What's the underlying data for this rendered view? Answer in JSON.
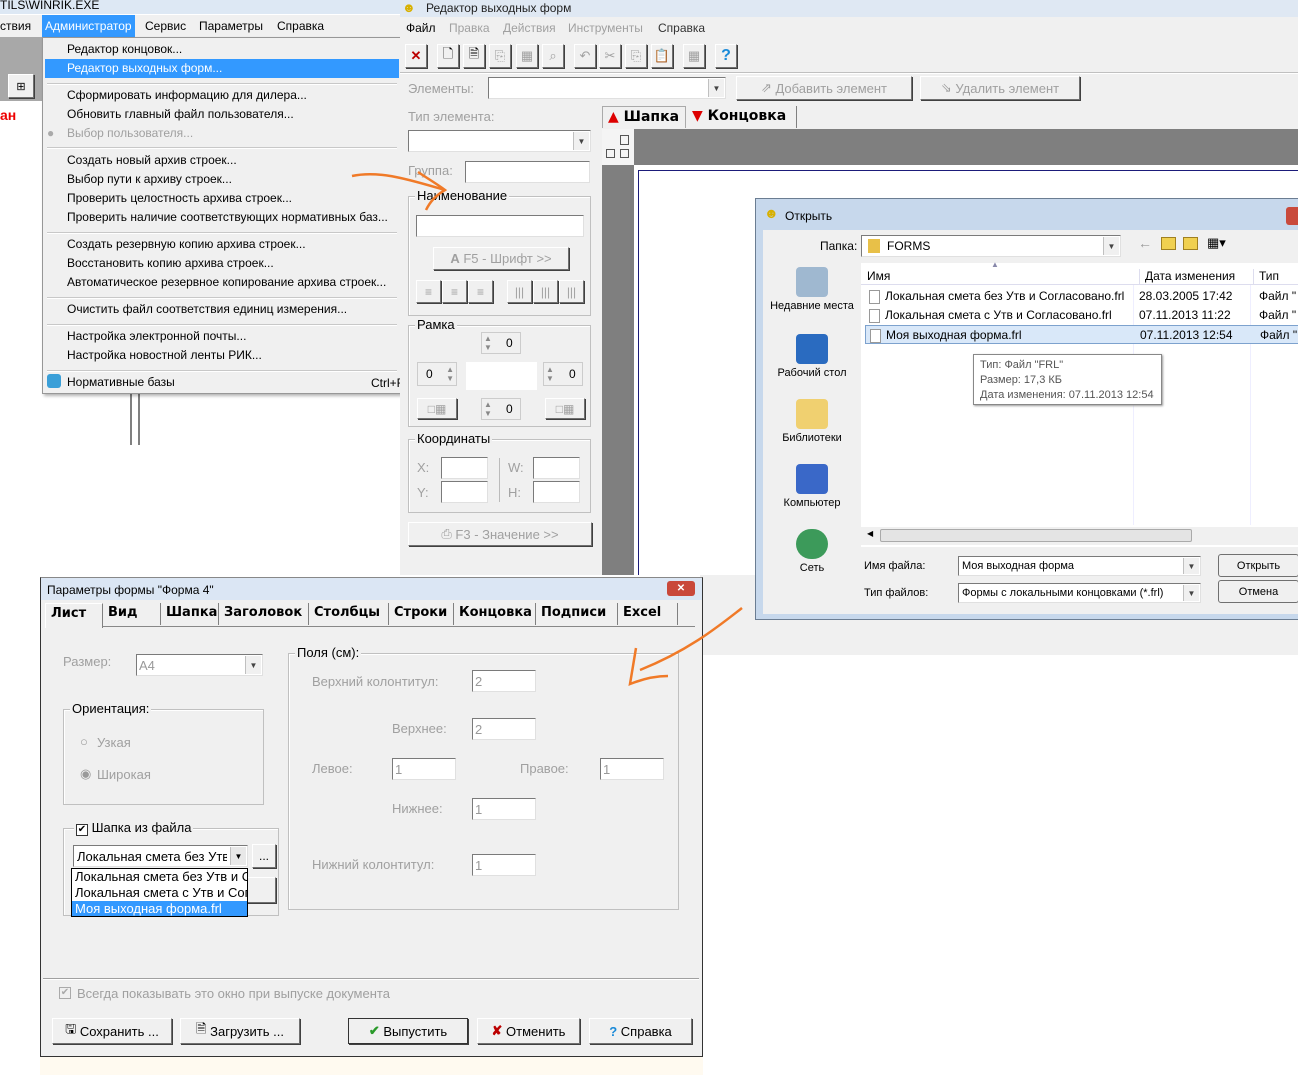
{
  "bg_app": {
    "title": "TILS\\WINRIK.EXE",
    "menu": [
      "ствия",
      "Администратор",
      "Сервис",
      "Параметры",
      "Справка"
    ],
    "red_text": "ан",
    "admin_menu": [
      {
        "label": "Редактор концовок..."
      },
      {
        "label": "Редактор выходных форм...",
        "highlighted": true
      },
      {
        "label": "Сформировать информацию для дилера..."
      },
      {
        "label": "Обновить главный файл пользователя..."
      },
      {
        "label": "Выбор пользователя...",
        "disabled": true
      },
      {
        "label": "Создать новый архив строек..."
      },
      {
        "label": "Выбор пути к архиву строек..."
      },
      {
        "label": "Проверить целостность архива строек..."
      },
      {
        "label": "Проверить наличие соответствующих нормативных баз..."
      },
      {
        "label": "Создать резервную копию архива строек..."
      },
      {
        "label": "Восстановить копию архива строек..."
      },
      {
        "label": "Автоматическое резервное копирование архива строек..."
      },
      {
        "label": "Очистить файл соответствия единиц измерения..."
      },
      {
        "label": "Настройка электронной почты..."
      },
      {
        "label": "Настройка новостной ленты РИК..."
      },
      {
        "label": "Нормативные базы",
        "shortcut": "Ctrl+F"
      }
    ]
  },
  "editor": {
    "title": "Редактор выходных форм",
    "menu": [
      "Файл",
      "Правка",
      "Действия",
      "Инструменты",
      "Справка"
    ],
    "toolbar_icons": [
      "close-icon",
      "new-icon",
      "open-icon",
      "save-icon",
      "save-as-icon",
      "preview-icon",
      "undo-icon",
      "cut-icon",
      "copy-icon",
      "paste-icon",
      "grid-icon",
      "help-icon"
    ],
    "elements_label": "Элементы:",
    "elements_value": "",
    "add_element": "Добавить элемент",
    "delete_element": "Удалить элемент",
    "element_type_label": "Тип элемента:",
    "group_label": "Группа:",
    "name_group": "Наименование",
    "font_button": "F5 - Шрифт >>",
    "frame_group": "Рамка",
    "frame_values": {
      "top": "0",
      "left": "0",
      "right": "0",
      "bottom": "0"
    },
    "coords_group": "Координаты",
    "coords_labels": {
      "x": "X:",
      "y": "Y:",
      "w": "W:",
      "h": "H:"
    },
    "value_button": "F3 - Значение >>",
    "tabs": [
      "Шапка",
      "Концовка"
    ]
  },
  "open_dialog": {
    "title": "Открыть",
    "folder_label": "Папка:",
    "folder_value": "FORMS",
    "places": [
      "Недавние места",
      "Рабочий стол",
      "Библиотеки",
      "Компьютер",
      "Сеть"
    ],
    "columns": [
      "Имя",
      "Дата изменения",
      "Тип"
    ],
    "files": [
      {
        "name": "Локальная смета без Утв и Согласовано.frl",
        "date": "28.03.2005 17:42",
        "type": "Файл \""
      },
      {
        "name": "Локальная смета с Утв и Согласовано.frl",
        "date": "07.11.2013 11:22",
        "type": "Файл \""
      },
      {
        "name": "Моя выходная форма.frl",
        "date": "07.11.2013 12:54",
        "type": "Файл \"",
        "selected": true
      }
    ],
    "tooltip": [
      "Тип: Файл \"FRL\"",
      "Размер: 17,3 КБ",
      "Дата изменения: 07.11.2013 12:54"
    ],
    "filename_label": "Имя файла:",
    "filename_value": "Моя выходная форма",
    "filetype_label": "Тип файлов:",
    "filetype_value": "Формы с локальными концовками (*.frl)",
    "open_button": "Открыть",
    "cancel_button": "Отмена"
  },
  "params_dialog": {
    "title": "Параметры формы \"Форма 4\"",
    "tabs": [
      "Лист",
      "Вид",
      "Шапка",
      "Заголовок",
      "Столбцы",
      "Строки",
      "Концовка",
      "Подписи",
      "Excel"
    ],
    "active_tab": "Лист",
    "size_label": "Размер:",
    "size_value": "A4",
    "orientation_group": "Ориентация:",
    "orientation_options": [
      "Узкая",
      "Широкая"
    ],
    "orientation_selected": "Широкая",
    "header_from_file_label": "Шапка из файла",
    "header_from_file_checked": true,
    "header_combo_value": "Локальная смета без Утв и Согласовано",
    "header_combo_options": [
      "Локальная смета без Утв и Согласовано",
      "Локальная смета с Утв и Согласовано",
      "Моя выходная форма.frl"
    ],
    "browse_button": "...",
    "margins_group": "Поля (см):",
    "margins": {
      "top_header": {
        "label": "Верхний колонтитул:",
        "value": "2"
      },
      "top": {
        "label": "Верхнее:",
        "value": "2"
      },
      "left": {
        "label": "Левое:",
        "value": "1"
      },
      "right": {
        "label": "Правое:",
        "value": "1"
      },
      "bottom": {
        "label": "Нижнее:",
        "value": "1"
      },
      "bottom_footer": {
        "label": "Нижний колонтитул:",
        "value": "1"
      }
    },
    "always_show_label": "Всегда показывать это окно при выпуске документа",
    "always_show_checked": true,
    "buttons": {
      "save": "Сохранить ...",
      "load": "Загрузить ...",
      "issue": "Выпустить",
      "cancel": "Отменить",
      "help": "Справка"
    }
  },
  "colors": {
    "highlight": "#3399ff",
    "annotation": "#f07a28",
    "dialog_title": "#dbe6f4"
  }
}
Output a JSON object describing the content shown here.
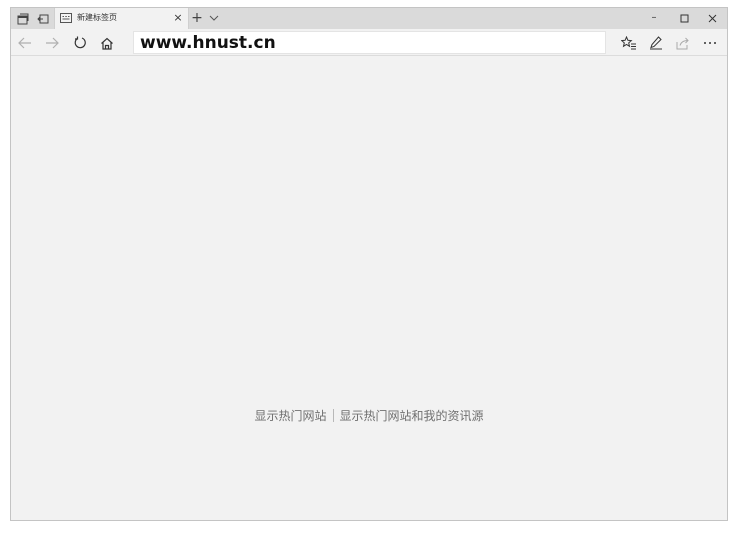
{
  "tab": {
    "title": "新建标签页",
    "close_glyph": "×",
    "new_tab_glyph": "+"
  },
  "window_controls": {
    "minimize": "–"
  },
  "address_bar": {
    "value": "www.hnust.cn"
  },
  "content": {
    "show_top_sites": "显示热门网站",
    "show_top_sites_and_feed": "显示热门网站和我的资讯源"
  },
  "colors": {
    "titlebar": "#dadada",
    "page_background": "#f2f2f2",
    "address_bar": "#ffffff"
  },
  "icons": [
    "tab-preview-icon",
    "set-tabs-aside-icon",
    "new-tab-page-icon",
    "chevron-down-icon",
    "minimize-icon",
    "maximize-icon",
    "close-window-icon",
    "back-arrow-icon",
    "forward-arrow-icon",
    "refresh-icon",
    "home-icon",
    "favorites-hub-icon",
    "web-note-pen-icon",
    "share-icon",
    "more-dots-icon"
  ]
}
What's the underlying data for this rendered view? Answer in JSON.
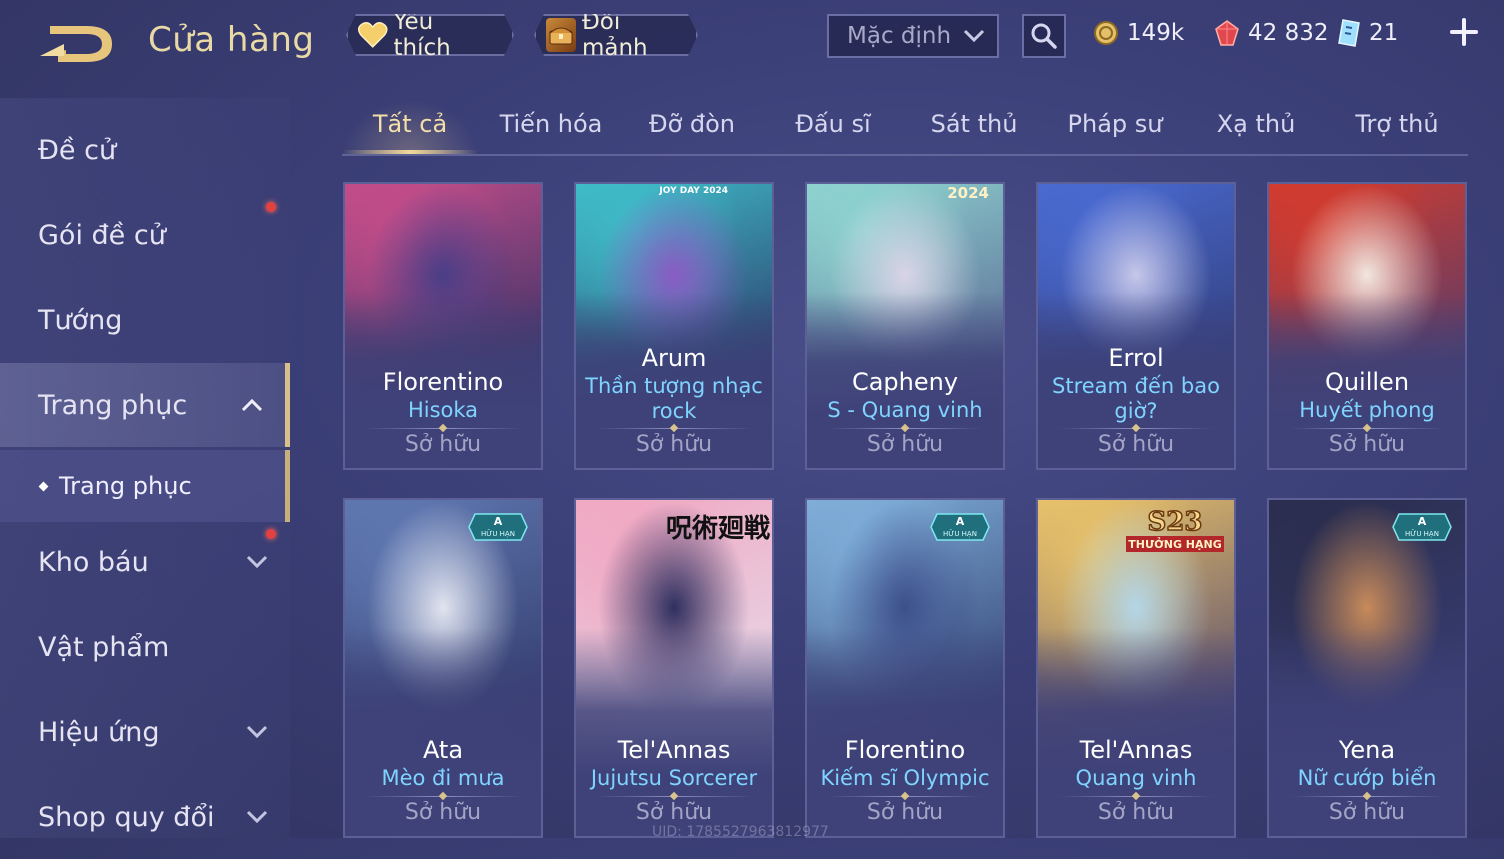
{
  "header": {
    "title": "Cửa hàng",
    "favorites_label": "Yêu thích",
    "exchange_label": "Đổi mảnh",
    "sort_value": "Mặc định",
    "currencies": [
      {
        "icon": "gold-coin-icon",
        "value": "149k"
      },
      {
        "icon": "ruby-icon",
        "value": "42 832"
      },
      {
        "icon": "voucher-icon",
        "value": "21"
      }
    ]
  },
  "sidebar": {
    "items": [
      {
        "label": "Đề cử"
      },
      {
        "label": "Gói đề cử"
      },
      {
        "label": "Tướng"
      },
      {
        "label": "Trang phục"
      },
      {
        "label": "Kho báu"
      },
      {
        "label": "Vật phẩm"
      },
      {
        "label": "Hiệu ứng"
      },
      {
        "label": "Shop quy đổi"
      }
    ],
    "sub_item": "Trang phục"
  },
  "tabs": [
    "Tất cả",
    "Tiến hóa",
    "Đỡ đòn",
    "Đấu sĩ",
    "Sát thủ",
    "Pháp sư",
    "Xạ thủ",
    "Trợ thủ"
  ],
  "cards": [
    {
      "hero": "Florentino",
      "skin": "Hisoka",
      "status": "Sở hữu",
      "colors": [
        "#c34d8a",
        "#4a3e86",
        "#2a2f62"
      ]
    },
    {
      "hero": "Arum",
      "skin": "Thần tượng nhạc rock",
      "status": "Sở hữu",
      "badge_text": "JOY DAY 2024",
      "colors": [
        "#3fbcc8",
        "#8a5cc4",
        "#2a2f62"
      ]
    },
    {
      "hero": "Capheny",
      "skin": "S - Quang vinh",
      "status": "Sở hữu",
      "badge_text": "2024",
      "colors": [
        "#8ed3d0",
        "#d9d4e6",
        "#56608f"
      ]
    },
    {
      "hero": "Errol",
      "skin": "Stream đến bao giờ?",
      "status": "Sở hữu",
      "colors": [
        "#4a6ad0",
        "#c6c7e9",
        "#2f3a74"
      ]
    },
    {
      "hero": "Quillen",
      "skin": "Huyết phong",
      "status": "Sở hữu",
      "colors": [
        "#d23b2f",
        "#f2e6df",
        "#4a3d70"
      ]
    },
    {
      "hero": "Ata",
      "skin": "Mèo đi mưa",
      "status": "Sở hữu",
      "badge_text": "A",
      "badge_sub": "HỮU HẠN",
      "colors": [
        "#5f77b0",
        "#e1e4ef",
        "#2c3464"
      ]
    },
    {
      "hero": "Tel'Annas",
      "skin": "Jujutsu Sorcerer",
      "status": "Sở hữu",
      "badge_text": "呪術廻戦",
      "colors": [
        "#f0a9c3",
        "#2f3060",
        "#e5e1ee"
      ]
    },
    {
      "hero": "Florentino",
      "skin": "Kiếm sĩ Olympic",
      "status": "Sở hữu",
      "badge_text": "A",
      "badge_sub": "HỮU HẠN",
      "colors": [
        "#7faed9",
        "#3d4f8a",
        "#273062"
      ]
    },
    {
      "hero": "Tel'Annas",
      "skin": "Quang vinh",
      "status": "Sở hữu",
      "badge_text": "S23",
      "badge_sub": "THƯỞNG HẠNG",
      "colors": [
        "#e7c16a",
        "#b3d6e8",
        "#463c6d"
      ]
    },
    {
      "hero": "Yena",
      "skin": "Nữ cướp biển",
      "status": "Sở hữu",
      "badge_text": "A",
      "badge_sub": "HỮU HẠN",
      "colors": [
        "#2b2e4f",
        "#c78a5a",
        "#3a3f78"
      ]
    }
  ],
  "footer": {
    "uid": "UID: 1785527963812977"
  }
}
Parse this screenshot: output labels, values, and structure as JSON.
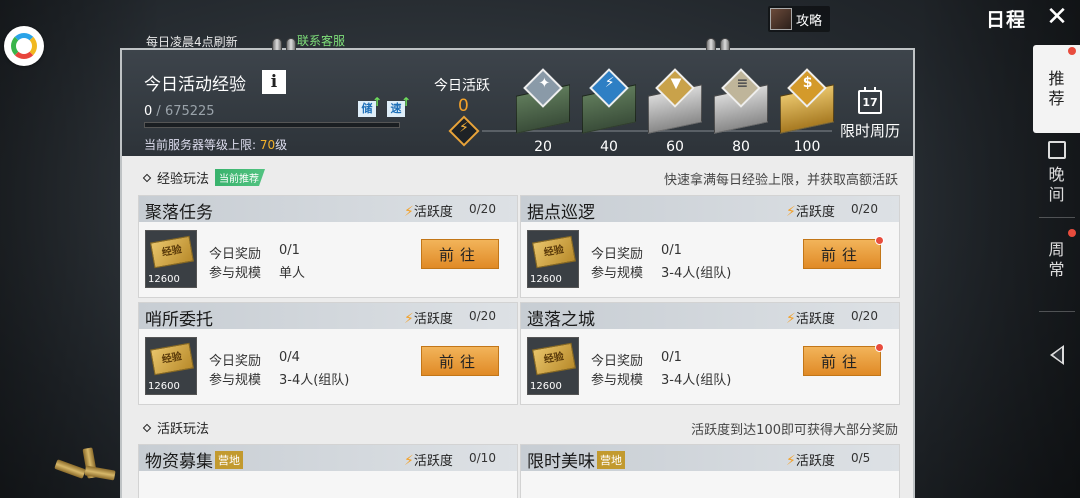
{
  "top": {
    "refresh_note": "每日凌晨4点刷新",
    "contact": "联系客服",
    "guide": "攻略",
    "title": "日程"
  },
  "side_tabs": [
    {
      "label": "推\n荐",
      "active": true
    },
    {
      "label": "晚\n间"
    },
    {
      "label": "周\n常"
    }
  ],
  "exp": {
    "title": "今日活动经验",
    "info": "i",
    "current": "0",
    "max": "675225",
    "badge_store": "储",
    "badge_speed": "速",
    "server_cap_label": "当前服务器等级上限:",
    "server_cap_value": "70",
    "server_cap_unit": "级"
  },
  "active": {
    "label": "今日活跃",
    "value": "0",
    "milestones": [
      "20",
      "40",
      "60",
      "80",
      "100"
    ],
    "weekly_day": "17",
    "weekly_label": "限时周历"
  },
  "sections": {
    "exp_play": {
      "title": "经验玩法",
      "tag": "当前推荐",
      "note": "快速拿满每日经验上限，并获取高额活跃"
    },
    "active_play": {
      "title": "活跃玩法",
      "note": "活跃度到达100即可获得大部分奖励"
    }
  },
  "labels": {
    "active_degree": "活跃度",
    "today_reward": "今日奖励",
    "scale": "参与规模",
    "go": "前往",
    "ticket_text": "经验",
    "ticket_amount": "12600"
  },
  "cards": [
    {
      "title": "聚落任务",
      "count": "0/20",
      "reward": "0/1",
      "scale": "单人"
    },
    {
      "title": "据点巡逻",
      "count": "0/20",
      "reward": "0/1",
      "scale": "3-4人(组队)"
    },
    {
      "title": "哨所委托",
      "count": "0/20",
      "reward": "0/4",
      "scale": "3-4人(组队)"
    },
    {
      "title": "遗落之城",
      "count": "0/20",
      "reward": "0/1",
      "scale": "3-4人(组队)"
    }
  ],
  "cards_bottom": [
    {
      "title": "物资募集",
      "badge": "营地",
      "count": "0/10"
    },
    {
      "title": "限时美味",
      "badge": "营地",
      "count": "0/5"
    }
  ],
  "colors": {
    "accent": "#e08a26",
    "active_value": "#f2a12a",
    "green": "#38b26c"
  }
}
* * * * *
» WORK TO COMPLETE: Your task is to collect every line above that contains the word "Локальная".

» SOLUTION BELOW:
        "name": "Локальная смета без Утв и Согласовано.frl",
        "name": "Локальная смета с Утв и Согласовано.frl",
    "header_combo_value": "Локальная смета без Утв и Согласовано",
      "Локальная смета без Утв и Согласовано",
      "Локальная смета с Утв и Согласовано",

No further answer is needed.